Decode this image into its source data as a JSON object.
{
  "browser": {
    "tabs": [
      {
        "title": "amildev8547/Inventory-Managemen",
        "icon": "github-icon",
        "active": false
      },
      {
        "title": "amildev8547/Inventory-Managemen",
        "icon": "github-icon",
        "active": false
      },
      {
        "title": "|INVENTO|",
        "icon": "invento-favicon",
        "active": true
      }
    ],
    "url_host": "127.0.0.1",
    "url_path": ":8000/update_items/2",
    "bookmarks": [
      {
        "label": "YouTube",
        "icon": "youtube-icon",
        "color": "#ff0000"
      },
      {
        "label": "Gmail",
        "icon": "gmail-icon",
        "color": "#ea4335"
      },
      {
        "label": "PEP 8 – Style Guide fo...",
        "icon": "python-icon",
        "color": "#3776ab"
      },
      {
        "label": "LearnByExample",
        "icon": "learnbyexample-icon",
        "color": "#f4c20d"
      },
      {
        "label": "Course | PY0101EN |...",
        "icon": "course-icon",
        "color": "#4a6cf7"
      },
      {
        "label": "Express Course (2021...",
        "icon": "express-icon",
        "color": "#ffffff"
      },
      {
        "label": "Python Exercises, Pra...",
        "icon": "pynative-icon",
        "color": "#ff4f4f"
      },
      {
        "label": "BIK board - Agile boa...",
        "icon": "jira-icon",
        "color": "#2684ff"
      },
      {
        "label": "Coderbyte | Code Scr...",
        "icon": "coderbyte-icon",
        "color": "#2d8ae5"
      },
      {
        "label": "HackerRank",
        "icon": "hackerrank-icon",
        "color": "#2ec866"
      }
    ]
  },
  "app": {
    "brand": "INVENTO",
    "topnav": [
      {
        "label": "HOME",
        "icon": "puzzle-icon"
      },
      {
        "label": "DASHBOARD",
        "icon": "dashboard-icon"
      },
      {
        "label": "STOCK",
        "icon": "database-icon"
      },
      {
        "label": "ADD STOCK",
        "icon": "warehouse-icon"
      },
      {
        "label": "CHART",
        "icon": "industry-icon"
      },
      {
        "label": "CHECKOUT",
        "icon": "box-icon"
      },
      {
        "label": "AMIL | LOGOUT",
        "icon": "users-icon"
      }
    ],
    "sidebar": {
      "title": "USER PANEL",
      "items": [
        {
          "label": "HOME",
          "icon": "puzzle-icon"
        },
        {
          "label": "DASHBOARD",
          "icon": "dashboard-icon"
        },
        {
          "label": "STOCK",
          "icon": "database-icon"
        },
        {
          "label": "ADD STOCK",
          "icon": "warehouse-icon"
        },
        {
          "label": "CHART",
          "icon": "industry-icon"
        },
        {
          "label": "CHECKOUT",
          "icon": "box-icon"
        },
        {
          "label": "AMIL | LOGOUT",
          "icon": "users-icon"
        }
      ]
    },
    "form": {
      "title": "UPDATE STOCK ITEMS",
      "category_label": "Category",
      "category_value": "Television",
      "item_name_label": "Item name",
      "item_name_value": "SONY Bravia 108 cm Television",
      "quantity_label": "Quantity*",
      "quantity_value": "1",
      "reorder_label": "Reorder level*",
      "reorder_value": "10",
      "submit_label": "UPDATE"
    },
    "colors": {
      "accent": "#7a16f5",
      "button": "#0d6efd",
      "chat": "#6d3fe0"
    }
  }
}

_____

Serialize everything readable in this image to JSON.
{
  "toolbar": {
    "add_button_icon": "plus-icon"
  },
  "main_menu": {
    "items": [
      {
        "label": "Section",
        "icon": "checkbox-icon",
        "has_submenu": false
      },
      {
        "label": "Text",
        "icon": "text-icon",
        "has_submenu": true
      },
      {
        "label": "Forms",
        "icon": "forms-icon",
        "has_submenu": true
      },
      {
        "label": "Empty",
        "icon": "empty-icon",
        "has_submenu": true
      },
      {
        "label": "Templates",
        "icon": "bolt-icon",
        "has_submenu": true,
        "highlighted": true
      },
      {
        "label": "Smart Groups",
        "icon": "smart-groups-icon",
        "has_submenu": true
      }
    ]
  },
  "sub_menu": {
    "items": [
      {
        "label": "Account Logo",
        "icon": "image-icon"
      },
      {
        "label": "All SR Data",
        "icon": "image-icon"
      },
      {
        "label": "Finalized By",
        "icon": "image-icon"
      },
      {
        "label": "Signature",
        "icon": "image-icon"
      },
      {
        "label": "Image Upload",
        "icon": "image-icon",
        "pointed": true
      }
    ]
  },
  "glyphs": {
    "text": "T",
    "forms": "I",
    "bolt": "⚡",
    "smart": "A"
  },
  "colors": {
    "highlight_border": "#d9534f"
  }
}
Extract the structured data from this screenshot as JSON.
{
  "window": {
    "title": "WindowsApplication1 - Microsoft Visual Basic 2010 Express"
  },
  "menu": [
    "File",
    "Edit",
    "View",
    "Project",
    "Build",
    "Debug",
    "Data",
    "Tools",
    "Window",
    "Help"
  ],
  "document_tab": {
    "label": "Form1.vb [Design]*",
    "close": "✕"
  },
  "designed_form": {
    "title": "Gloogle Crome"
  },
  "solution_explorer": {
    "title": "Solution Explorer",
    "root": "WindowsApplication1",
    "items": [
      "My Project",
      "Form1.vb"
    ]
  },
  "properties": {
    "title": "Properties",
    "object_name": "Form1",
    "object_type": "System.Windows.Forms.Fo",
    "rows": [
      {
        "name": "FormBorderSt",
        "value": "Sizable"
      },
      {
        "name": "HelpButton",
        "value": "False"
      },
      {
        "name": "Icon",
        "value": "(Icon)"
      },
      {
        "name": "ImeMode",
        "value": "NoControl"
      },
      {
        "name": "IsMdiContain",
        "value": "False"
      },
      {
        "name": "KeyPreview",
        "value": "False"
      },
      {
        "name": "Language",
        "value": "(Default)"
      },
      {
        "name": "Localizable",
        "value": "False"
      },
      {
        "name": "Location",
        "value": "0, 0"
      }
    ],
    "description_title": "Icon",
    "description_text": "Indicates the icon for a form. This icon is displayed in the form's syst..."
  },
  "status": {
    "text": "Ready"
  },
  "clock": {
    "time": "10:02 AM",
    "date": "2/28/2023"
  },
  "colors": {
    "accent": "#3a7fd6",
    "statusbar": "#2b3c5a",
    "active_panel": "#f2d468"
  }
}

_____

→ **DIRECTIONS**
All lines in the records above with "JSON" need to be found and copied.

→ **ANSWER TO THE PROBLEM**
Decode this image into its source data as a JSON object.
Serialize everything readable in this image to JSON.
Extract the structured data from this screenshot as JSON.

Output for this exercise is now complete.